Today being the second day of my internship at Nascent, I thought it might be interesting to think about what user experience currently means to me. I might compare this with the ideas I pick up on the other side of these three weeks to reflect on what I have learned.
First of all, I feel that the term 'user experience' has a certain connotation that it can only be related to digital media. Whether or not this is widely believed to be true, I personally feel that I am able to relate the practices and theories of user experience to any piece of design, whether it be industrial, print, web, interactive, etc. And it doesn't end there, either.
I was looking for the expiry date on a jar of cream I had bought, and found it on the bottom. First of all, I suppose that it would be a logical place to look for the expiry because that placement is what we are used to as consumers, but having it on the bottom forces the user to turn the jar upside down, possibly causing a spill. Think of one of those situations where someone you find attractive asks you for the time. You forget about the cup of water you're holding and spill it all over your shirt so you turn your wrist to check your watch...and then you realize you don't own a watch at all.
Secondly, The expiry date read as "MA142015". Naturally, I wondered to myself, is this MArch or MAy? I began to wonder which month would be more likely. Since March has more options of a second letter to choose from, MA probably refers to May. But then I realized, instead of trying to pick the month that more logically would use the A as its second letter, why wouldn't we erase all of the confusion and not use A for either month? March should be MR and May should be MY. From the producer's perspective, seeing MR beside MA makes it obvious that MA refers to May, but the consumer will probably never have both of those pieces of information (at least at any one time). The consumer will most likely only own one jar of cream at a time, forcing the MA instance to be isolated, with no outside reference.
I thought that this scenario was a good example of user experience. Instead of trying to decide whether March or May is more deserving of using A as its second letter, the better designer would understand that neither of them should use the A.

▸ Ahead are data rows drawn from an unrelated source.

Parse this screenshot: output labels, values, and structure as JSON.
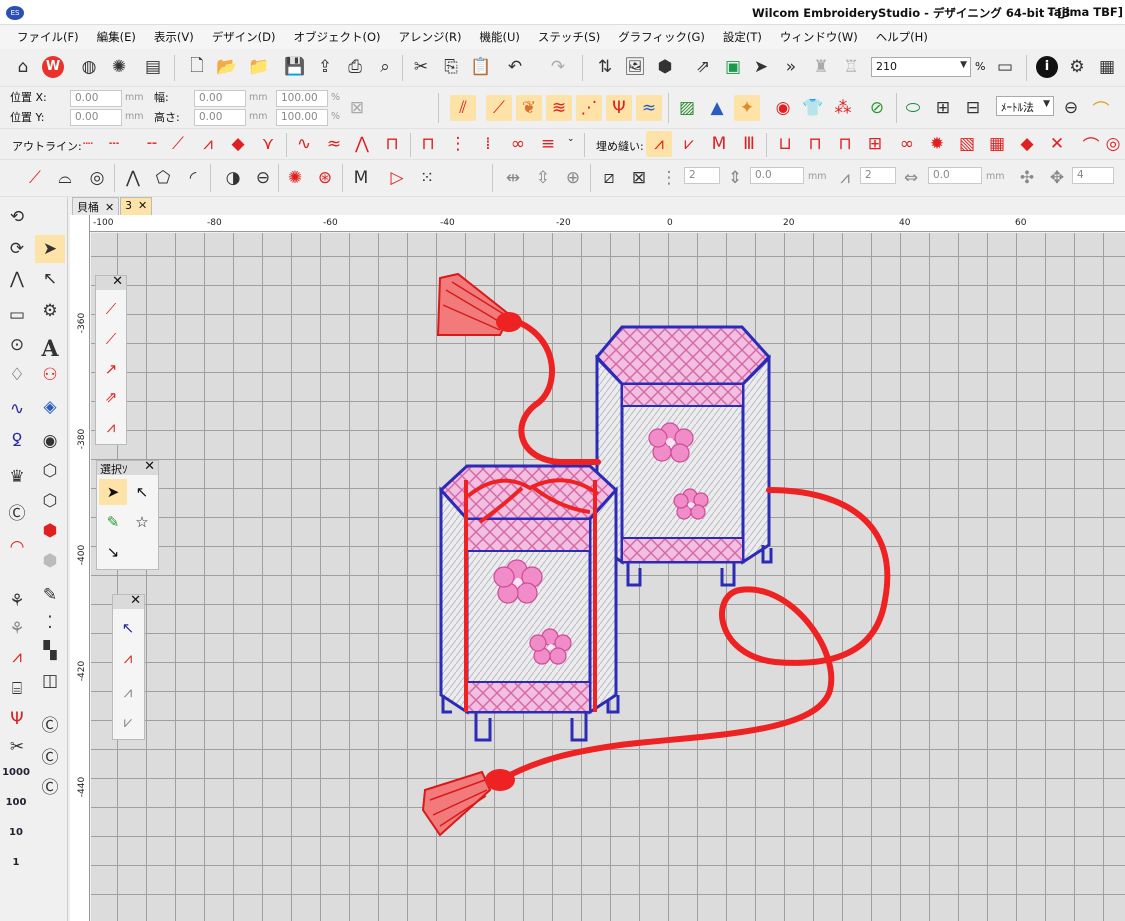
{
  "window": {
    "title": "Wilcom EmbroideryStudio - デザイニング 64-bit - [3",
    "title_right": "Tajima TBF]"
  },
  "menu": [
    "ファイル(F)",
    "編集(E)",
    "表示(V)",
    "デザイン(D)",
    "オブジェクト(O)",
    "アレンジ(R)",
    "機能(U)",
    "ステッチ(S)",
    "グラフィック(G)",
    "設定(T)",
    "ウィンドウ(W)",
    "ヘルプ(H)"
  ],
  "toolbar": {
    "zoom_value": "210",
    "zoom_unit": "%",
    "measure_label": "ﾒｰﾄﾙ法",
    "pos_x_label": "位置 X:",
    "pos_y_label": "位置 Y:",
    "width_label": "幅:",
    "height_label": "高さ:",
    "pos_x_value": "0.00",
    "pos_y_value": "0.00",
    "width_value": "0.00",
    "height_value": "0.00",
    "width_pct": "100.00",
    "height_pct": "100.00",
    "mm": "mm",
    "pct": "%",
    "outline_label": "アウトライン:",
    "fill_label": "埋め縫い:",
    "num1": "2",
    "num2": "0.0",
    "num3": "2",
    "num4": "0.0",
    "num5": "4"
  },
  "tabs": [
    {
      "label": "貝桶"
    },
    {
      "label": "3"
    }
  ],
  "ruler": {
    "h": [
      "-100",
      "-80",
      "-60",
      "-40",
      "-20",
      "0",
      "20",
      "40",
      "60"
    ],
    "v": [
      "-360",
      "-380",
      "-400",
      "-420",
      "-440"
    ]
  },
  "left_labels": [
    "1000",
    "100",
    "10",
    "1"
  ],
  "panels": {
    "select_title": "選択ｿ"
  },
  "colors": {
    "accent": "#fde3a8",
    "thread_red": "#ee2222",
    "thread_blue": "#2b2bb8",
    "thread_pink": "#f0a0d0"
  }
}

And of course, had the appropriate amount of thought been put into this packaging design, my blog post would never have been written in the first place. As we all know, when we experience good design, we won't even notice that anything has been designed. The beauty of truly understanding your user should mean that they never have to think about the design that you achieved. It should be so natural that they don't even perceive its existence. This is my goal over the next three weeks.